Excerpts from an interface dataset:
===

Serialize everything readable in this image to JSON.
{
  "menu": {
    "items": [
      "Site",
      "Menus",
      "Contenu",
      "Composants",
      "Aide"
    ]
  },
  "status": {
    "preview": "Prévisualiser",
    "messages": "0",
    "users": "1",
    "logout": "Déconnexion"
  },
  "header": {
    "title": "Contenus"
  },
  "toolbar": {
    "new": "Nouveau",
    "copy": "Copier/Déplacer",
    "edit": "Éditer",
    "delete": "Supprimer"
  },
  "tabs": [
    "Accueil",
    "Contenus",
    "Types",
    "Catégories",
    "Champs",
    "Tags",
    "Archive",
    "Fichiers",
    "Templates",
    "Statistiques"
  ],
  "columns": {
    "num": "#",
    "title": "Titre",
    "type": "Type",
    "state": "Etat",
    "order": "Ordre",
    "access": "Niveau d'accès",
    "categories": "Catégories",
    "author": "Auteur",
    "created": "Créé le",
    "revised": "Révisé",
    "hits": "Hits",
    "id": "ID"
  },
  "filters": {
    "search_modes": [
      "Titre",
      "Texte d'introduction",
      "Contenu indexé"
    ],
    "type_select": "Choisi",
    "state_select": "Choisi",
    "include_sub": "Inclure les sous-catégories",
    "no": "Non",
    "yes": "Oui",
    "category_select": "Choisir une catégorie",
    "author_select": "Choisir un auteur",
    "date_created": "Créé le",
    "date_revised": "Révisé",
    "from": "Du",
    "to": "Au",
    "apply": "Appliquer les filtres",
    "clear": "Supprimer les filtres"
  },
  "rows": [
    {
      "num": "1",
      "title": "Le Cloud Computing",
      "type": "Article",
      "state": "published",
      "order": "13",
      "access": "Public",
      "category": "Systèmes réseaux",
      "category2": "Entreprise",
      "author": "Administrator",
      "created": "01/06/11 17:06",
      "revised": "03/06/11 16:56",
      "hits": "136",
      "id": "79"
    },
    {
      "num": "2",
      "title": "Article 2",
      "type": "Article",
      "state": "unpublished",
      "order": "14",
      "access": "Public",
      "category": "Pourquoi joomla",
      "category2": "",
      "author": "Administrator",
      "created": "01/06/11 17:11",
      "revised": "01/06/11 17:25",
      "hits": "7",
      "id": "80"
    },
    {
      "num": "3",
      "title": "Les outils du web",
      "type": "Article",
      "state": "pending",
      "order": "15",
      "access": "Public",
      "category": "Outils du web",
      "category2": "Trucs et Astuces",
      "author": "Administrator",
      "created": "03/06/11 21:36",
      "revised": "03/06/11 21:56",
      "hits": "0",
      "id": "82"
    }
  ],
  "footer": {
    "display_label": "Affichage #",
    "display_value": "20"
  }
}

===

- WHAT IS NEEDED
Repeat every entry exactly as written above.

- SOLUTION
Serialize everything readable in this image to JSON.
{
  "menu": {
    "items": [
      "Site",
      "Menus",
      "Contenu",
      "Composants",
      "Aide"
    ]
  },
  "status": {
    "preview": "Prévisualiser",
    "messages": "0",
    "users": "1",
    "logout": "Déconnexion"
  },
  "header": {
    "title": "Contenus"
  },
  "toolbar": {
    "new": "Nouveau",
    "copy": "Copier/Déplacer",
    "edit": "Éditer",
    "delete": "Supprimer"
  },
  "tabs": [
    "Accueil",
    "Contenus",
    "Types",
    "Catégories",
    "Champs",
    "Tags",
    "Archive",
    "Fichiers",
    "Templates",
    "Statistiques"
  ],
  "columns": {
    "num": "#",
    "title": "Titre",
    "type": "Type",
    "state": "Etat",
    "order": "Ordre",
    "access": "Niveau d'accès",
    "categories": "Catégories",
    "author": "Auteur",
    "created": "Créé le",
    "revised": "Révisé",
    "hits": "Hits",
    "id": "ID"
  },
  "filters": {
    "search_modes": [
      "Titre",
      "Texte d'introduction",
      "Contenu indexé"
    ],
    "type_select": "Choisi",
    "state_select": "Choisi",
    "include_sub": "Inclure les sous-catégories",
    "no": "Non",
    "yes": "Oui",
    "category_select": "Choisir une catégorie",
    "author_select": "Choisir un auteur",
    "date_created": "Créé le",
    "date_revised": "Révisé",
    "from": "Du",
    "to": "Au",
    "apply": "Appliquer les filtres",
    "clear": "Supprimer les filtres"
  },
  "rows": [
    {
      "num": "1",
      "title": "Le Cloud Computing",
      "type": "Article",
      "state": "published",
      "order": "13",
      "access": "Public",
      "category": "Systèmes réseaux",
      "category2": "Entreprise",
      "author": "Administrator",
      "created": "01/06/11 17:06",
      "revised": "03/06/11 16:56",
      "hits": "136",
      "id": "79"
    },
    {
      "num": "2",
      "title": "Article 2",
      "type": "Article",
      "state": "unpublished",
      "order": "14",
      "access": "Public",
      "category": "Pourquoi joomla",
      "category2": "",
      "author": "Administrator",
      "created": "01/06/11 17:11",
      "revised": "01/06/11 17:25",
      "hits": "7",
      "id": "80"
    },
    {
      "num": "3",
      "title": "Les outils du web",
      "type": "Article",
      "state": "pending",
      "order": "15",
      "access": "Public",
      "category": "Outils du web",
      "category2": "Trucs et Astuces",
      "author": "Administrator",
      "created": "03/06/11 21:36",
      "revised": "03/06/11 21:56",
      "hits": "0",
      "id": "82"
    }
  ],
  "footer": {
    "display_label": "Affichage #",
    "display_value": "20"
  }
}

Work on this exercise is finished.